■ Entries from a dataset of interfaces

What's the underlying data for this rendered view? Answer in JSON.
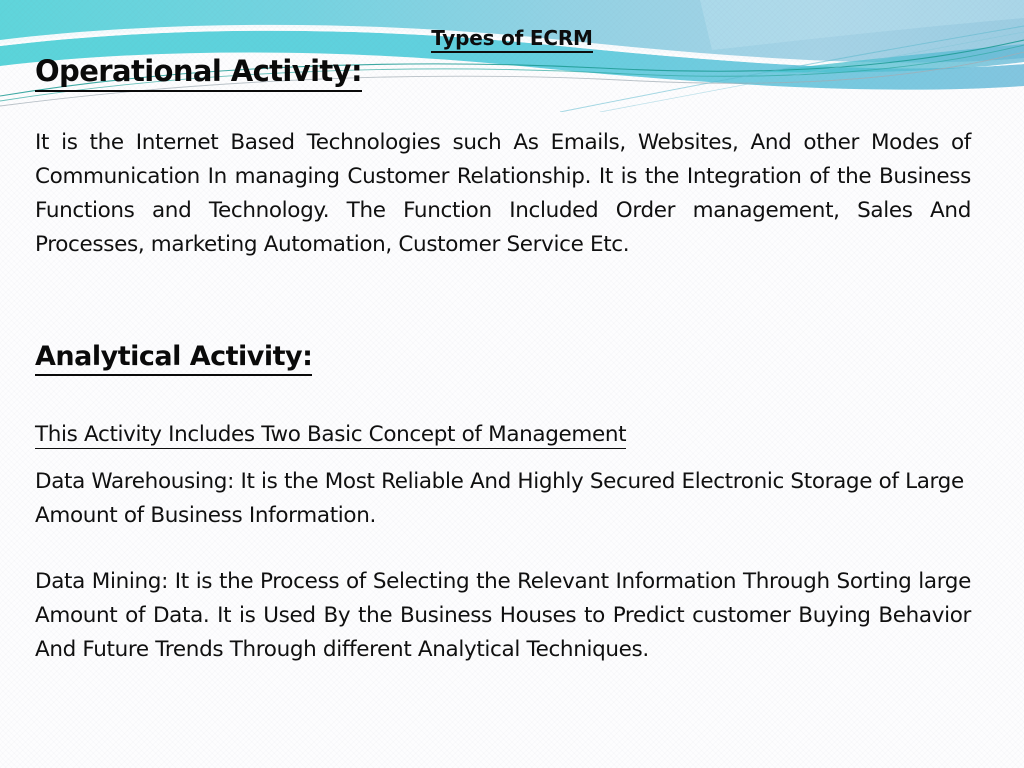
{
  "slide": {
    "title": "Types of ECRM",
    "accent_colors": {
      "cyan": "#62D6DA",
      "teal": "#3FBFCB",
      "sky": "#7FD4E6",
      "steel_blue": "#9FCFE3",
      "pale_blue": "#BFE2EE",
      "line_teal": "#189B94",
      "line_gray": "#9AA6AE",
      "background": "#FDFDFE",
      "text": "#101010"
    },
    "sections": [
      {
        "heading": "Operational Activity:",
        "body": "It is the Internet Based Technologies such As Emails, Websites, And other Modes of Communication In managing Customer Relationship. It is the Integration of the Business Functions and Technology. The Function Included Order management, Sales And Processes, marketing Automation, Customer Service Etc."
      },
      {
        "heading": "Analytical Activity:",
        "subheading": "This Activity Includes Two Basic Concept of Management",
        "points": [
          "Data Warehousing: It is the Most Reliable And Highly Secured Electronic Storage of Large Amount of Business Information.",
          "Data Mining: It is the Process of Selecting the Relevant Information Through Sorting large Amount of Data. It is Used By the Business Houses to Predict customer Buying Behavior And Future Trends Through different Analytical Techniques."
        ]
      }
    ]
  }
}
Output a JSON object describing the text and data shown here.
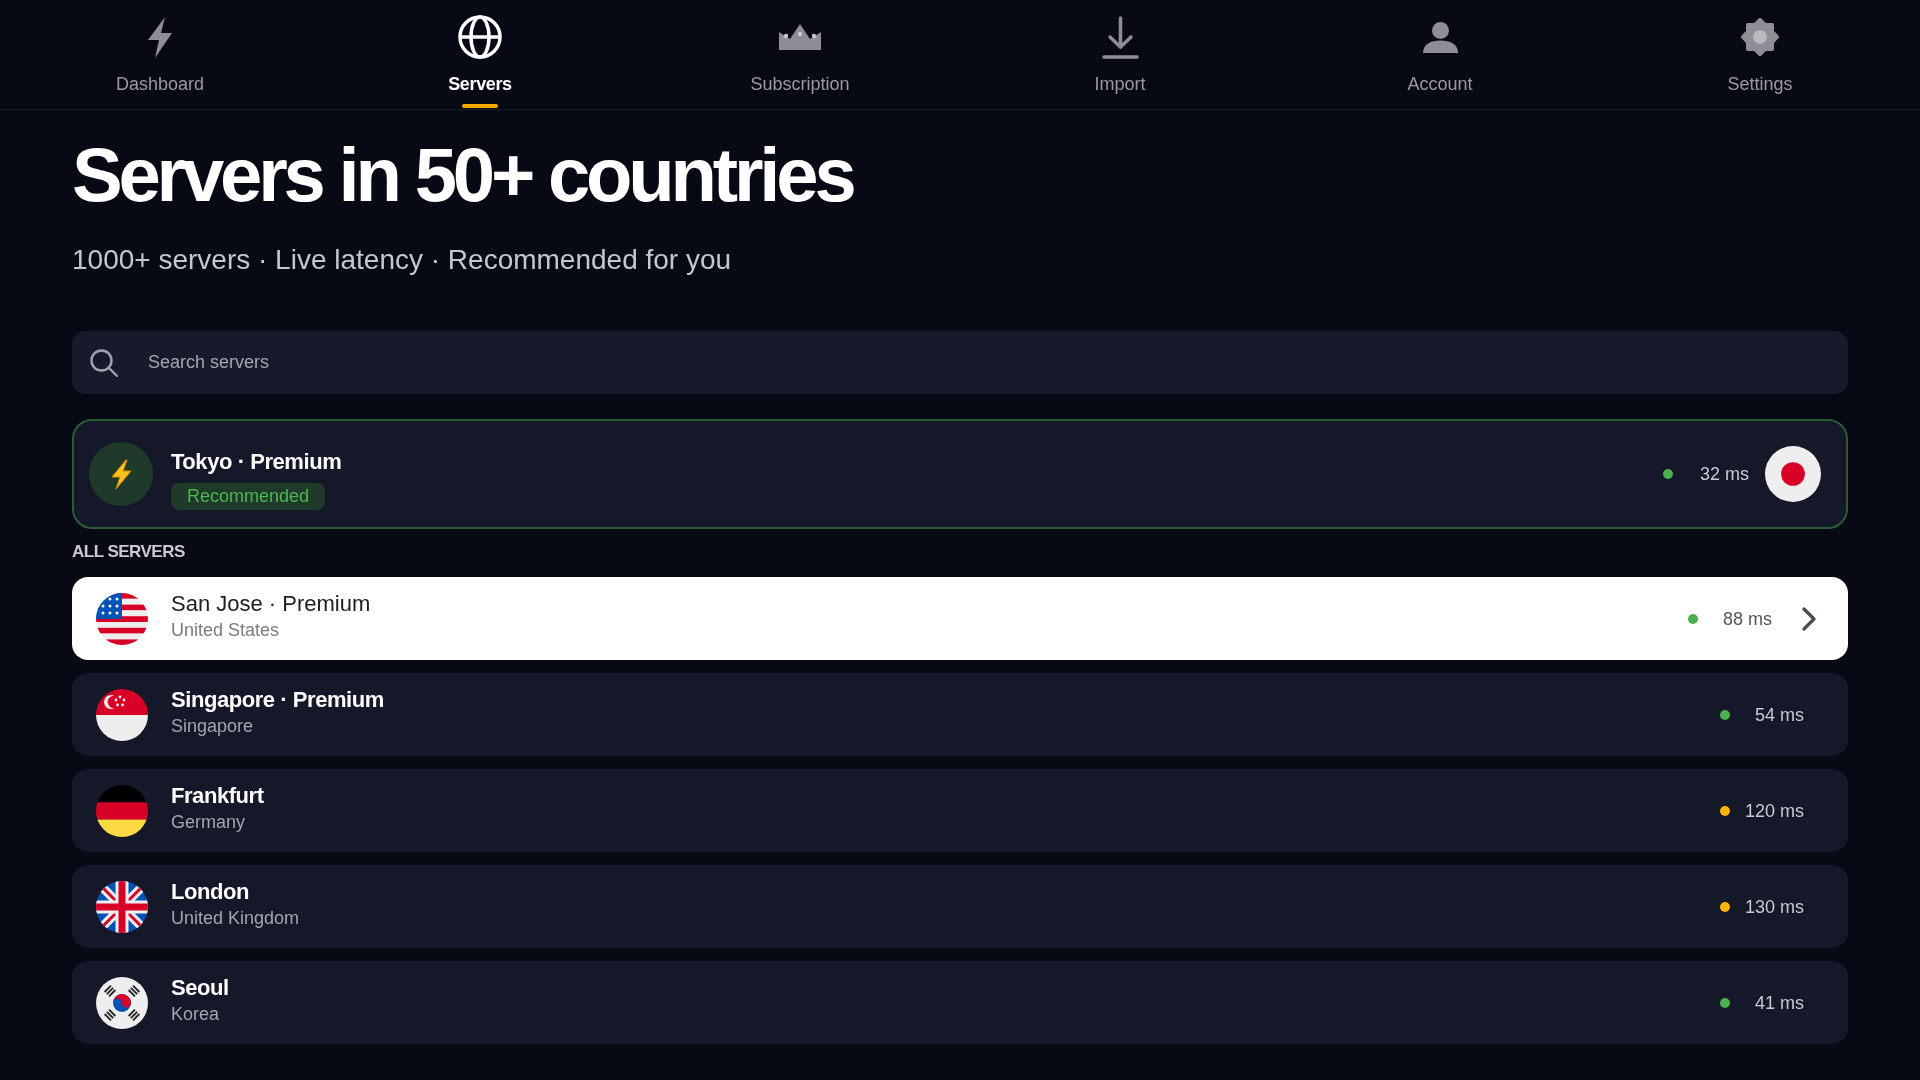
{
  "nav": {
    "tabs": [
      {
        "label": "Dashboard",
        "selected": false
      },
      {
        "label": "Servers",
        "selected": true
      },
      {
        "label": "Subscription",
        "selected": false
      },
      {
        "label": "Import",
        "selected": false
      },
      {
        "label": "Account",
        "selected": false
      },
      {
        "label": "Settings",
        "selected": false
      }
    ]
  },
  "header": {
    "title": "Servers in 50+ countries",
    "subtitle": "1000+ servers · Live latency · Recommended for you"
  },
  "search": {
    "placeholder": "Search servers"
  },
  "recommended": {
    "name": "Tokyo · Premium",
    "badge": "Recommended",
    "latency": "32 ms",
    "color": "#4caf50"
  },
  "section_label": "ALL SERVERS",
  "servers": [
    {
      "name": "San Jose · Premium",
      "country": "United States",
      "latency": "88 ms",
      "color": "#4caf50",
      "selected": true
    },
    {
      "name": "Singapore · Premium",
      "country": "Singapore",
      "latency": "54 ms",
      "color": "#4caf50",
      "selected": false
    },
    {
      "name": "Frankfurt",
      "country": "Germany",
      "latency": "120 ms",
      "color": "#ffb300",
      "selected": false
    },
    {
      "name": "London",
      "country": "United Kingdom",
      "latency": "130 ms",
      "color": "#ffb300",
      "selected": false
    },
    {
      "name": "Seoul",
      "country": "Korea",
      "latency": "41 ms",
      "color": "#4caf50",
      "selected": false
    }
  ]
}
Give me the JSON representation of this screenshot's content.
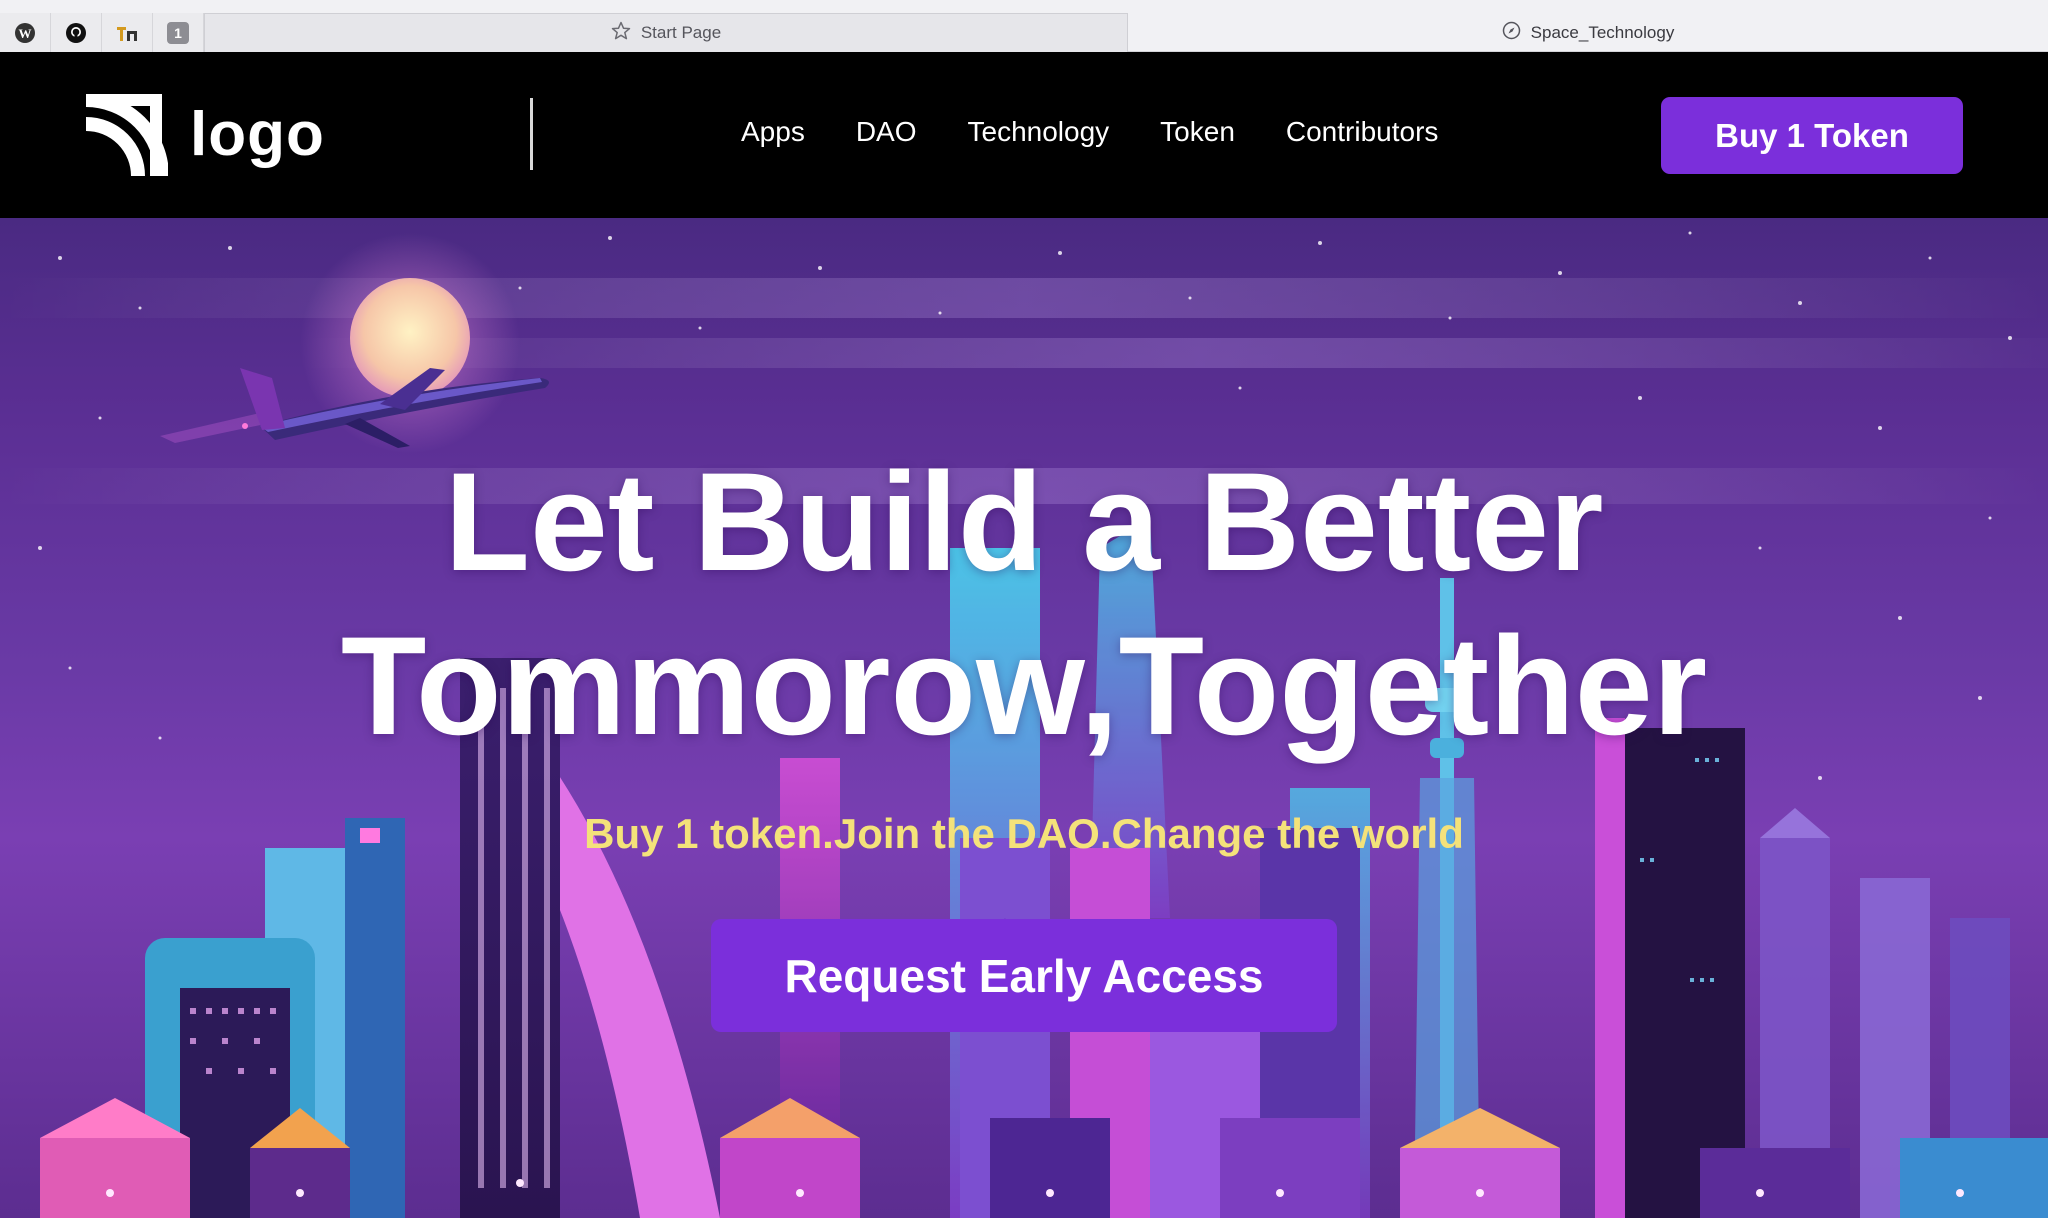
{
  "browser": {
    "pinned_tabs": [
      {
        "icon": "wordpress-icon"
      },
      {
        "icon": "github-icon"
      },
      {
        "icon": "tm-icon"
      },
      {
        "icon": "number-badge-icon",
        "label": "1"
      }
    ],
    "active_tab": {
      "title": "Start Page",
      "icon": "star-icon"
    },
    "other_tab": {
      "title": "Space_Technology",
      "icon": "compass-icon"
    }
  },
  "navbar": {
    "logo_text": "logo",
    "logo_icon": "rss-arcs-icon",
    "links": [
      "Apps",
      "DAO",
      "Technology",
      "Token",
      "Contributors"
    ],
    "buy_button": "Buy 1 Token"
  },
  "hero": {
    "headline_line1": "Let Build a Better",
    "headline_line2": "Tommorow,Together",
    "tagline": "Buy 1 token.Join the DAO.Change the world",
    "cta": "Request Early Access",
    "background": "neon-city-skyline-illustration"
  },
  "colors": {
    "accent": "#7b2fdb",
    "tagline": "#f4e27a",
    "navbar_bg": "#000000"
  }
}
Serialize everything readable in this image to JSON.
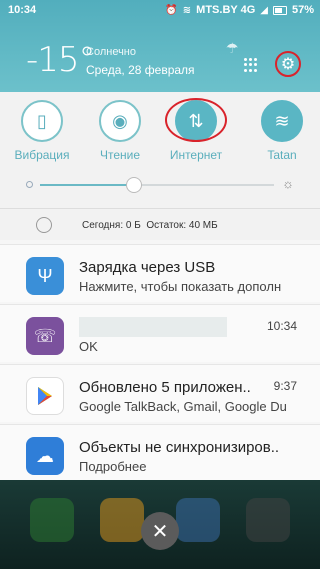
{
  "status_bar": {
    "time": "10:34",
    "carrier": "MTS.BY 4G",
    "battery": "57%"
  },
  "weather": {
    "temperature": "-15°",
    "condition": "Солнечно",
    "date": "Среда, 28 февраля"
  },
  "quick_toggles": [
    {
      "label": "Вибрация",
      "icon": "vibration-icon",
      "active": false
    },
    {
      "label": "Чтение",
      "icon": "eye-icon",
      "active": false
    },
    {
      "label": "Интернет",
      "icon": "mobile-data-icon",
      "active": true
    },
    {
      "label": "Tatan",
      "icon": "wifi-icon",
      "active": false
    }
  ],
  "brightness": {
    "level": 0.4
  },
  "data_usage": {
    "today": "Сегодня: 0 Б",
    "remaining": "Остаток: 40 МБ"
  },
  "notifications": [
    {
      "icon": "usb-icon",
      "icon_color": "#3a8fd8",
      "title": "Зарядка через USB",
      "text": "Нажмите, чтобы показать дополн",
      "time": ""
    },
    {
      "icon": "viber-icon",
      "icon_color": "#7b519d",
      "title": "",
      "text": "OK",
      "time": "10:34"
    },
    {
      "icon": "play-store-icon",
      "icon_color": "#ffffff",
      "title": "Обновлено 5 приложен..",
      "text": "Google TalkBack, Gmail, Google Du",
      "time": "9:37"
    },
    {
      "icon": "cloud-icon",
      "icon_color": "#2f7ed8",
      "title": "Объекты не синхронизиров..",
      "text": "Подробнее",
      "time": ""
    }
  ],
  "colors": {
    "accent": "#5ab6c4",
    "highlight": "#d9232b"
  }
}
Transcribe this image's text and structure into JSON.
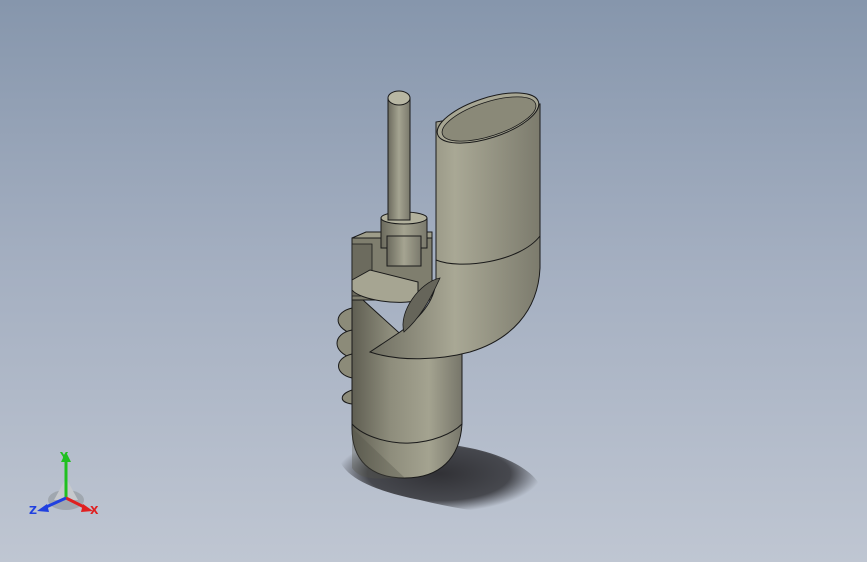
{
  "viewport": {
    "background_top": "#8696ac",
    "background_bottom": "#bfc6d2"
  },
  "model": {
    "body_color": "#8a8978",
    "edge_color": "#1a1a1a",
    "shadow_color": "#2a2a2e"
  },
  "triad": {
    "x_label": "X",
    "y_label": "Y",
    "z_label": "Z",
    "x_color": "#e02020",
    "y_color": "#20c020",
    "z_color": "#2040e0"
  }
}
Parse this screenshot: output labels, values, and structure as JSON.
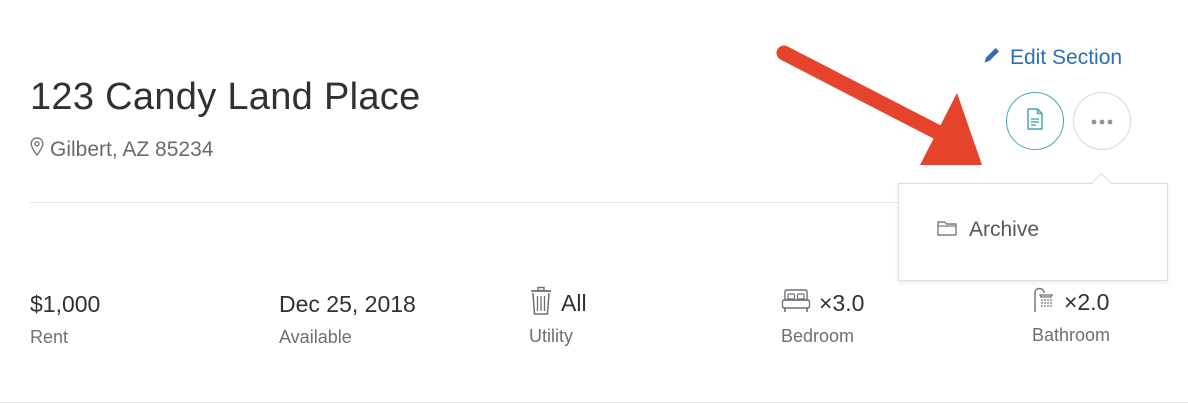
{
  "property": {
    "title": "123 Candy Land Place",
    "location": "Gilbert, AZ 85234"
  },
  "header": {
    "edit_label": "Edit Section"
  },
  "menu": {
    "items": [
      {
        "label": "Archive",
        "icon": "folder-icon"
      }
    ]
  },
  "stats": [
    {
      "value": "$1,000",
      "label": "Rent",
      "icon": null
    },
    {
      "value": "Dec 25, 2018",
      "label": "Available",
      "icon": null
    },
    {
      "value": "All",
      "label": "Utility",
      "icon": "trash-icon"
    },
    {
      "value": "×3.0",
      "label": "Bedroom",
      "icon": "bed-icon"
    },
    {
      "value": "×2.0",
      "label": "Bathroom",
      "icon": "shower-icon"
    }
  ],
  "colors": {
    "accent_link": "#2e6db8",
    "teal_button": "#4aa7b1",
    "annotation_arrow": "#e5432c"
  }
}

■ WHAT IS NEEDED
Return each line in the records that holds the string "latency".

■ RESPONSE FOR THIS EXERCISE
    "subtitle": "1000+ servers · Live latency · Recommended for you"
    "latency": "32 ms",
      "latency": "88 ms",
      "latency": "54 ms",
      "latency": "120 ms",
      "latency": "130 ms",
      "latency": "41 ms",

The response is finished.